I especially like wedding photos for the reason that they offer insight into a special day and because younger people are dressed in their finest, they can be easier to date. The older generation may be more pragmatic and simply wear their normal “best”. My families have quite a track record for marital longevity. My earlier post, L is for Love and the Law, included some details but this is going to be largely a photo journal. Why not join me on this marital journey through the years.
My Ancestral Wedding Journey
There are no (known) photos of George Kunkel and Mary O’Brien‘s wedding in Ipswich, Queensland in 1857. However this photograph from a great-niece’s photo album is just beautiful. This couple are my great-great grandparents, and immigrant ancestors.
We have another photo of George and Mary celebrating their granddaughter, Julia’s wedding at the family’s home at the Fifteen Mile near Murphy’s Creek. It would have been a happy time but also poignant as Julia’s parents had died in 1901.
George and Mary’s eldest child, George Michael Kunkel married Julia Gavin in the Catholic church at Dalby. They were the first generation of the family born in Australia and I suspect they met while working at Jondaryan station. They were my great grandparents on the Kunkel-Gavin lines. Sadly, George Michael and Julia would die very young within six weeks of each other in 1901. Also sadly, I have no photographs at all of Julia’s parents. I am not 100% sure this photo is of George and Julia but my rationale is as follows:
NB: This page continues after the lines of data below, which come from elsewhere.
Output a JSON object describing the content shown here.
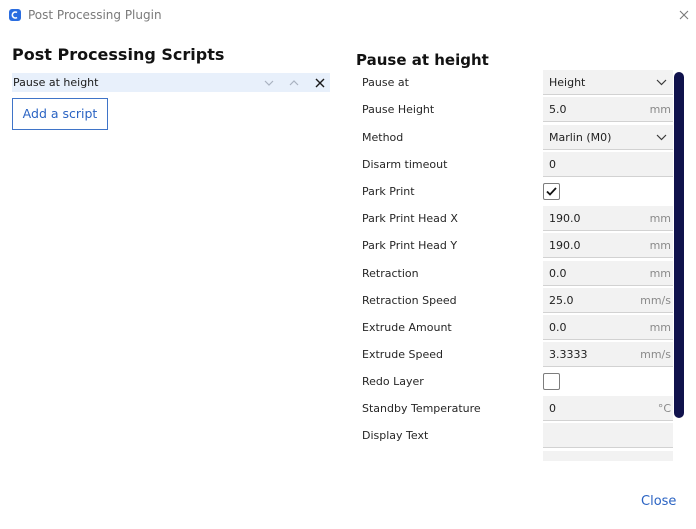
{
  "window": {
    "title": "Post Processing Plugin"
  },
  "left": {
    "heading": "Post Processing Scripts",
    "scripts": [
      {
        "label": "Pause at height"
      }
    ],
    "add_button": "Add a script"
  },
  "right": {
    "heading": "Pause at height",
    "settings": [
      {
        "label": "Pause at",
        "type": "dropdown",
        "value": "Height"
      },
      {
        "label": "Pause Height",
        "type": "number",
        "value": "5.0",
        "unit": "mm"
      },
      {
        "label": "Method",
        "type": "dropdown",
        "value": "Marlin (M0)"
      },
      {
        "label": "Disarm timeout",
        "type": "number",
        "value": "0",
        "unit": ""
      },
      {
        "label": "Park Print",
        "type": "checkbox",
        "checked": true
      },
      {
        "label": "Park Print Head X",
        "type": "number",
        "value": "190.0",
        "unit": "mm"
      },
      {
        "label": "Park Print Head Y",
        "type": "number",
        "value": "190.0",
        "unit": "mm"
      },
      {
        "label": "Retraction",
        "type": "number",
        "value": "0.0",
        "unit": "mm"
      },
      {
        "label": "Retraction Speed",
        "type": "number",
        "value": "25.0",
        "unit": "mm/s"
      },
      {
        "label": "Extrude Amount",
        "type": "number",
        "value": "0.0",
        "unit": "mm"
      },
      {
        "label": "Extrude Speed",
        "type": "number",
        "value": "3.3333",
        "unit": "mm/s"
      },
      {
        "label": "Redo Layer",
        "type": "checkbox",
        "checked": false
      },
      {
        "label": "Standby Temperature",
        "type": "number",
        "value": "0",
        "unit": "°C"
      },
      {
        "label": "Display Text",
        "type": "text",
        "value": ""
      },
      {
        "label": "",
        "type": "text",
        "value": ""
      }
    ]
  },
  "footer": {
    "close_label": "Close"
  },
  "colors": {
    "accent": "#2a63c3",
    "selection": "#e8f0fb",
    "scrollbar": "#10124c"
  },
  "icons": {
    "app": "app-icon",
    "window_close": "close-icon",
    "move_down": "chevron-down-icon",
    "move_up": "chevron-up-icon",
    "remove": "close-icon",
    "dropdown": "chevron-down-icon",
    "checkmark": "checkmark-icon"
  }
}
The photograph is included in an album alongside Mary and George Kunkel; the style of hair and dress is typical of the era when they were married; and the woman bears a strong resemblance to Julia Beatrice, their daughter, of whom we have identified photos. I suggest that this might be a photograph taken on their wedding day, 17 August 1879. Note the flowers on the woman’s lapel. In those days women did not typically wear a wedding dress but bought a new “best” dress.
George and Julia’s eldest son, Denis Kunkel married Scottish immigrant, Kit McCorkindale in 1922 at the Ithaca Presbyterian church in Brisbane. You can read their wedding story here.
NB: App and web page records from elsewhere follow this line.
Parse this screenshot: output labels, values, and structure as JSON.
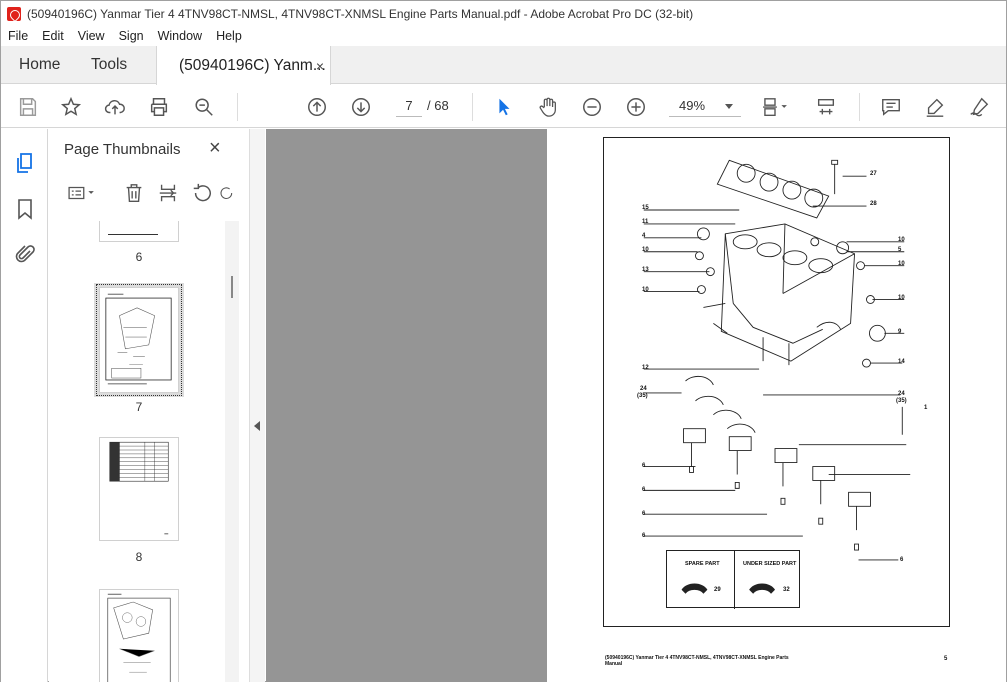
{
  "window": {
    "title": "(50940196C) Yanmar Tier 4 4TNV98CT-NMSL, 4TNV98CT-XNMSL Engine Parts Manual.pdf - Adobe Acrobat Pro DC (32-bit)"
  },
  "menu": [
    "File",
    "Edit",
    "View",
    "Sign",
    "Window",
    "Help"
  ],
  "tabs": {
    "home": "Home",
    "tools": "Tools",
    "doc": "(50940196C) Yanm...",
    "close": "×"
  },
  "toolbar": {
    "page_current": "7",
    "page_total": "/ 68",
    "zoom": "49%"
  },
  "panel": {
    "title": "Page Thumbnails",
    "close": "×",
    "thumbnails": [
      {
        "label": "6"
      },
      {
        "label": "7"
      },
      {
        "label": "8"
      },
      {
        "label": ""
      }
    ]
  },
  "document": {
    "footer": "(50940196C) Yanmar Tier 4 4TNV98CT-NMSL, 4TNV98CT-XNMSL Engine Parts Manual",
    "page_number": "5",
    "legend": {
      "spare_part": "SPARE PART",
      "spare_num": "29",
      "under_sized": "UNDER SIZED PART",
      "under_num": "32"
    },
    "callouts_left": [
      "15",
      "11",
      "4",
      "10",
      "13",
      "10",
      "12",
      "24",
      "(35)",
      "6",
      "6",
      "6",
      "6"
    ],
    "callouts_right": [
      "27",
      "28",
      "10",
      "5",
      "10",
      "10",
      "9",
      "14",
      "24",
      "(35)",
      "1",
      "6"
    ]
  },
  "colors": {
    "accent": "#1473e6",
    "viewer_bg": "#959595",
    "tabbar_bg": "#f0f0f0"
  }
}
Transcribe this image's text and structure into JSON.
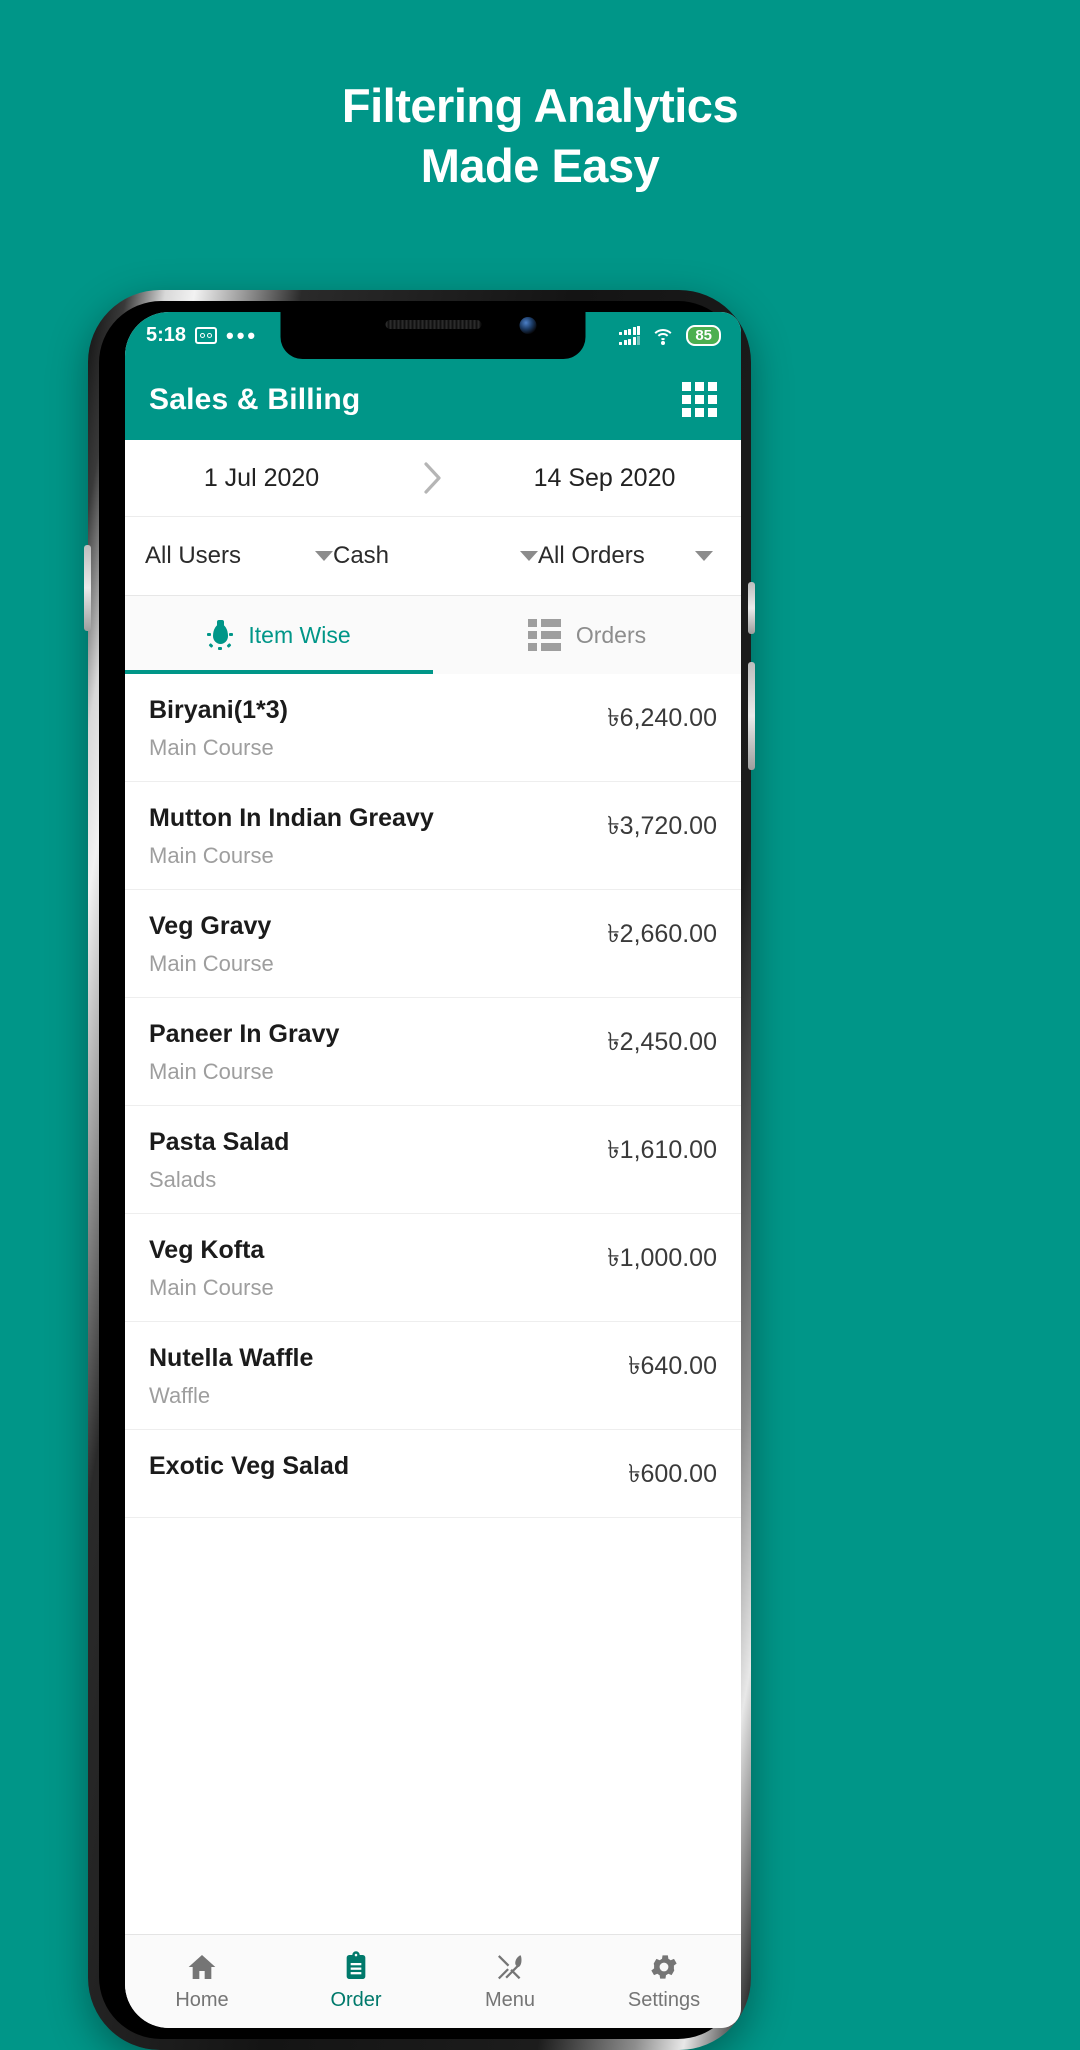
{
  "promo": {
    "line1": "Filtering Analytics",
    "line2": "Made Easy"
  },
  "colors": {
    "brand": "#009688",
    "brand_dark": "#00796b",
    "battery_green": "#4caf50",
    "muted": "#9e9e9e"
  },
  "status_bar": {
    "time": "5:18",
    "voicemail_icon": "voicemail-icon",
    "overflow_dots": "•••",
    "signal_icon": "signal-bars-icon",
    "wifi_icon": "wifi-icon",
    "battery_level": "85"
  },
  "app_bar": {
    "title": "Sales & Billing",
    "grid_icon": "grid-menu-icon"
  },
  "date_range": {
    "from": "1 Jul 2020",
    "to": "14 Sep 2020",
    "arrow_icon": "chevron-right-icon"
  },
  "filters": [
    {
      "label": "All Users",
      "icon": "chevron-down-icon"
    },
    {
      "label": "Cash",
      "icon": "chevron-down-icon"
    },
    {
      "label": "All Orders",
      "icon": "chevron-down-icon"
    }
  ],
  "tabs": [
    {
      "label": "Item Wise",
      "icon": "lightbulb-icon",
      "active": true
    },
    {
      "label": "Orders",
      "icon": "list-icon",
      "active": false
    }
  ],
  "items": [
    {
      "name": "Biryani(1*3)",
      "category": "Main Course",
      "price": "৳6,240.00"
    },
    {
      "name": "Mutton In Indian Greavy",
      "category": "Main Course",
      "price": "৳3,720.00"
    },
    {
      "name": "Veg Gravy",
      "category": "Main Course",
      "price": "৳2,660.00"
    },
    {
      "name": "Paneer In Gravy",
      "category": "Main Course",
      "price": "৳2,450.00"
    },
    {
      "name": "Pasta Salad",
      "category": "Salads",
      "price": "৳1,610.00"
    },
    {
      "name": "Veg Kofta",
      "category": "Main Course",
      "price": "৳1,000.00"
    },
    {
      "name": "Nutella Waffle",
      "category": "Waffle",
      "price": "৳640.00"
    },
    {
      "name": "Exotic Veg Salad",
      "category": "",
      "price": "৳600.00"
    }
  ],
  "bottom_nav": [
    {
      "label": "Home",
      "icon": "home-icon",
      "active": false
    },
    {
      "label": "Order",
      "icon": "clipboard-icon",
      "active": true
    },
    {
      "label": "Menu",
      "icon": "cutlery-icon",
      "active": false
    },
    {
      "label": "Settings",
      "icon": "gear-icon",
      "active": false
    }
  ]
}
Their only child, Norman Kunkel married Joan, daughter of an Irish immigrant in Brisbane.
Their only child, Ms Cassmob married Mr Cassmob in Brisbane and celebrated their wedding at the union building at the University of Queensland.
My McSherry great-grandparents, Peter McSherry and Mary Callaghan, married in Gorey, Wexford and we have no (known) photographs of the event. However we’re lucky to have this photo from their 60th wedding anniversary celebrations.
I’ve never seen a photo of my McSherry-Melvin grandparents’ wedding and I don’t even know if one exists. This is a photo of each of them taken decades apart, Laura when she was a young woman (with a tiny waist) and my grandfather at work.
We also have no photograph of my Melvin ancestors’ wedding but this is one of Stephen Gillespie Melvin and his wife, Emily Partridge, in later life. Stephen was a Scottish immigrant and Emily was one of my pre-separation Queensland ancestors.
Emily’s parents were William Partridge and Hannah Kent, both English immigrants to Queensland who arrived in the mid-1850s. They married in 1858 at Ipswich. Again, no photos sadly, but these are from 1909. Hannah’s was taken for the 50th anniversary of Separation and published in the newspapers. I suspect William’s was too, but he did in the middle of 1909. There are some suggestions in the records that lead me to think this couple may have been separated but I have found nothing conclusive.
Were your ancestors fortunate (or perhaps not) with their marital longevity?
Are you lucky enough to have photos of your earliest Australian immigrant ancestors?
I just have to share this wonderful photo I found on Trove of an early Queensland wedding at Stanthorpe in 1872 …nothing at all to do with my families. (Image by William Boag, out of copyright)